When did our plainest punctuation mark become so aggressive? (New Republic)
“In the world of texting and IMing … the default is to end just by stopping, with no punctuation mark at all,” Liberman wrote me. “In that situation, choosing to add a period also adds meaning because the reader(s) need to figure out why you did it. And what they infer, plausibly enough, is something like ‘This is final, this is the end of the discussion or at least the end of what I have to contribute to it.’”
posted by salix
on Dec 3, 2013 -
Recent technologies developed at American universities are making communication easier for the sight and hearing impaired. Last summer a Stanford undergrad developed a touchscreen Braille writer
that stands to revolutionize how the blind negotiate an unseen world by replacing devices costing up to 10 times more. Thanks to a group of University of Houston students, the hearing impaired may soon have an easier time communicating with those who do not understand sign language. During the past semester, students in UH’s engineering technology and industrial design programs teamed up to develop the concept and prototype for MyVoice
, a device that reads sign language and translates its motions into audible words, and vice versa.
posted by netbros
on Jul 3, 2012 -
As you can see, the [Chinese] typewriter is extremely complicated and cumbersome. The main tray — which is like a typesetter's font of lead type — has about two thousand of the most frequent characters. Two thousand characters are not nearly enough for literary and scholarly purposes, so there are also a number of supplementary trays from which less frequent characters may be retrieved when necessary. What is even more intimidating about a Chinese typewriter is that the characters as seen by the typist are backwards and upside down! [more inside]
posted by Trurl
on Feb 27, 2012 -
The Image Culture
- a discussion of the history, manipulation, desensitization and supplanting of language skills by the ubiquity of images. And no, there are no pretty pictures.
posted by peacay
on Nov 19, 2005 -
A handheld device that translates simple spoken phrases.
"American troops in Afghanistan are using a revolutionary device that instantly translates soldiers' voices into native languages. . . .
The soldier speaks into the machine, which recognizes the words and translates them into another language." Simple phrases only — and a long way from a Star Trek
universal translator — but kindling for the science-fiction-addled imagination nonetheless.
posted by mcwetboy
on Jun 10, 2002 -
Not Dubbing the Simpsons
The Office de la langue française and others are up in arms (ils capotent
) about anglicisms in Internet discourse. Business 2.0 talked about it
. Branchez-Vous writes a short, cutting article
, giving those who pepper their French with English enough rope to hang themselves. («Dans la catégorie "Un
mot français, un mot anglais et hop!," le prix revient à Rational Software France, the e-development company, qui a annoncé la nomination d'André Arich au poste de Partner Manager pour sa filiale française, ainsi que le lancement en France du programme de partenariat Rational Unified Partner Program (RUPP).
») ¶ Strangely, French has a nicer word for E-mail than English does: courriel

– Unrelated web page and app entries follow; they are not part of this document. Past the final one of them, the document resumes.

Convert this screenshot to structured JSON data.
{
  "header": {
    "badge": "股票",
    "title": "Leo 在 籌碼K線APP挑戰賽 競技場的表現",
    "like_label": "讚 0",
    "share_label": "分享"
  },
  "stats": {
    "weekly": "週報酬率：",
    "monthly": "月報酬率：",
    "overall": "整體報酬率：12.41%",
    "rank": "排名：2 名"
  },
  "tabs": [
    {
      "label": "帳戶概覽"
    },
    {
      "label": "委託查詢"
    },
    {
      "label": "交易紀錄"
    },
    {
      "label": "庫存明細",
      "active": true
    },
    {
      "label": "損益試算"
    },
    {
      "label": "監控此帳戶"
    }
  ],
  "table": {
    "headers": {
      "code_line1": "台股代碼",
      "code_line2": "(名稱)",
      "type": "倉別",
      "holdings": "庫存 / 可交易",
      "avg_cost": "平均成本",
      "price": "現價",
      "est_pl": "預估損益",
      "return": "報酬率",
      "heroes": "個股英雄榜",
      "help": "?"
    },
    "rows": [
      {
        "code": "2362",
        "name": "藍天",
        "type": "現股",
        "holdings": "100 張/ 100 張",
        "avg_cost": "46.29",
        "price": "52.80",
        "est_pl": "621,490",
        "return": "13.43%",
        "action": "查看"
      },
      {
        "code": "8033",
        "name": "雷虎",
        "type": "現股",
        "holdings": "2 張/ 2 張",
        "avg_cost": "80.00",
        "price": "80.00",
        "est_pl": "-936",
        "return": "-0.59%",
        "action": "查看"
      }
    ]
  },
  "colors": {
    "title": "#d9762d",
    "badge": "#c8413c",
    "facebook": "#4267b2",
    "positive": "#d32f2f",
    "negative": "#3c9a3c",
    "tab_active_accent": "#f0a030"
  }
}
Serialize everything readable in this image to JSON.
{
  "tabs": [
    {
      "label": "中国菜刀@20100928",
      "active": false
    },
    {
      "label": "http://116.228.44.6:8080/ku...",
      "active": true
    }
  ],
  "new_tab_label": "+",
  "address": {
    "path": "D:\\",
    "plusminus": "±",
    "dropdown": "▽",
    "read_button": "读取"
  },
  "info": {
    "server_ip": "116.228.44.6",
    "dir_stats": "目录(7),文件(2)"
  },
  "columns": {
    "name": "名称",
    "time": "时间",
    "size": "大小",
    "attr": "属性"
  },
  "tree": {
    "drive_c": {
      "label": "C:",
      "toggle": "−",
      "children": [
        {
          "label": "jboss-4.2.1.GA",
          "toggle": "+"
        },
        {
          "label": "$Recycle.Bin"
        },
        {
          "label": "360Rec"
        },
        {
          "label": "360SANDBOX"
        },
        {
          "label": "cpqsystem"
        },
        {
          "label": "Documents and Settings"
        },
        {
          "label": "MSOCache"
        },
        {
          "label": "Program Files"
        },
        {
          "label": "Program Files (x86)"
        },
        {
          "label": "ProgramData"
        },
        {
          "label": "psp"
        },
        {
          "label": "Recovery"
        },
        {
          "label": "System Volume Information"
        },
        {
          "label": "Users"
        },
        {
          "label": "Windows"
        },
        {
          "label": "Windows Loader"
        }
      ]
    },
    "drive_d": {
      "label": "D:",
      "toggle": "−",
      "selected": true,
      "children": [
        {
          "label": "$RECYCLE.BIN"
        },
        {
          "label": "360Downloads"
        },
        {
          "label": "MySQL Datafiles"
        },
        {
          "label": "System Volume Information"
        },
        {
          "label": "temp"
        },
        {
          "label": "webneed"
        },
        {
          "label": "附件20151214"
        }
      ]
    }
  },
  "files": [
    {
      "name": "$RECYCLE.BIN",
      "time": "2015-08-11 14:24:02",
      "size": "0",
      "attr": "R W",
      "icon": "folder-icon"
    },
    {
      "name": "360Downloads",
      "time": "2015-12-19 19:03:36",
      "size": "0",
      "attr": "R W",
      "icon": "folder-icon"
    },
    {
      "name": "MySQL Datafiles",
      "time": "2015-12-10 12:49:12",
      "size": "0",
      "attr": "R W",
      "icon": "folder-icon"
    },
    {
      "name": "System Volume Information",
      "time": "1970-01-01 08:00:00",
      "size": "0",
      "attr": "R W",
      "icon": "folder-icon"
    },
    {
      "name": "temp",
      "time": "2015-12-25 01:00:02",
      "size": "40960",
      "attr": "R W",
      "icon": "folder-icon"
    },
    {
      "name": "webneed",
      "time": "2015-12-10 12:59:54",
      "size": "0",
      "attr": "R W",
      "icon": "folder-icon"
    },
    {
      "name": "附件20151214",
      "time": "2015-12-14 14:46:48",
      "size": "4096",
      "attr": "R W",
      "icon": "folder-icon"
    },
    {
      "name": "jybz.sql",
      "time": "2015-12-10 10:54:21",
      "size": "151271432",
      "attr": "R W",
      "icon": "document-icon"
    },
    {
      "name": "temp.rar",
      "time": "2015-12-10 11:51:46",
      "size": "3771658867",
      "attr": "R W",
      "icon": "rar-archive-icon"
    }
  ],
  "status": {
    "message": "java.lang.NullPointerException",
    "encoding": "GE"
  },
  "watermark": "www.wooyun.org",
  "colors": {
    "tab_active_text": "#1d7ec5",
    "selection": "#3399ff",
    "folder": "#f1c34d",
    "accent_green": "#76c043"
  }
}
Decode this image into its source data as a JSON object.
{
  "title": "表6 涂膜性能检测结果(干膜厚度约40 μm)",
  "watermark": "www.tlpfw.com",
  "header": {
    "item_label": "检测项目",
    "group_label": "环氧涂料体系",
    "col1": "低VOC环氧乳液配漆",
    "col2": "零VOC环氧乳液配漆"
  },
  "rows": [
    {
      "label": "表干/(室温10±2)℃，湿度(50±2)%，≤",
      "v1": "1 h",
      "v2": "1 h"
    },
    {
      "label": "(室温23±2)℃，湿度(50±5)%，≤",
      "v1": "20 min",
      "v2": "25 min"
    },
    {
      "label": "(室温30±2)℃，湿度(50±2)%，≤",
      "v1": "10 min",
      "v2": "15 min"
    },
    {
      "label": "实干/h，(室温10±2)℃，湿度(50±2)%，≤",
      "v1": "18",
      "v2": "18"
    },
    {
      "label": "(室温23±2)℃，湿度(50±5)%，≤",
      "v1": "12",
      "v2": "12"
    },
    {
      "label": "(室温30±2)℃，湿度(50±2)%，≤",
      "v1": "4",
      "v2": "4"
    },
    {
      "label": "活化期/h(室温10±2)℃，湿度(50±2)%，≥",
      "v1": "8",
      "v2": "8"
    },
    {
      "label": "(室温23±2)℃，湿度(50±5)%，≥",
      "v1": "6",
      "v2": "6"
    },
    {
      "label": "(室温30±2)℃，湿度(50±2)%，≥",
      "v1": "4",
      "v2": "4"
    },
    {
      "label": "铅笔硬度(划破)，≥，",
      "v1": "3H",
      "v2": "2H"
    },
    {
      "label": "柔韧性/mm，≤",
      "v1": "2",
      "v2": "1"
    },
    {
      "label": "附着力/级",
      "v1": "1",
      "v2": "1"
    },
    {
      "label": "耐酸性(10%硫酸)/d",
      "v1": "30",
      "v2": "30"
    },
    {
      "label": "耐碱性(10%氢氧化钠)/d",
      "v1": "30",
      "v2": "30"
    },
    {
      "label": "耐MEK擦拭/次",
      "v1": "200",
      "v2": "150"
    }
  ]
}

is the OLF
's official bilingual tech dictionary.)
posted by joeclark
on Jan 5, 2001 -
- In this age of web-building and domains of all sorts coming out the wazoo and email and new jargon all the time, there seems to be a lack of good jargon for emotional states. Two states that I think desperately need a word coined for them are: the anticipation for the propagation of and reticence to tell anyone about a newly registered domain; and the state where you get so starved for contact of any kind that you post your undisguised email to a half-dozen newsgroups and fanzines just so that there is something in your inbox. Anyone have any ideas for what these states should be called?
posted by Willy-Yam
on May 17, 2000 -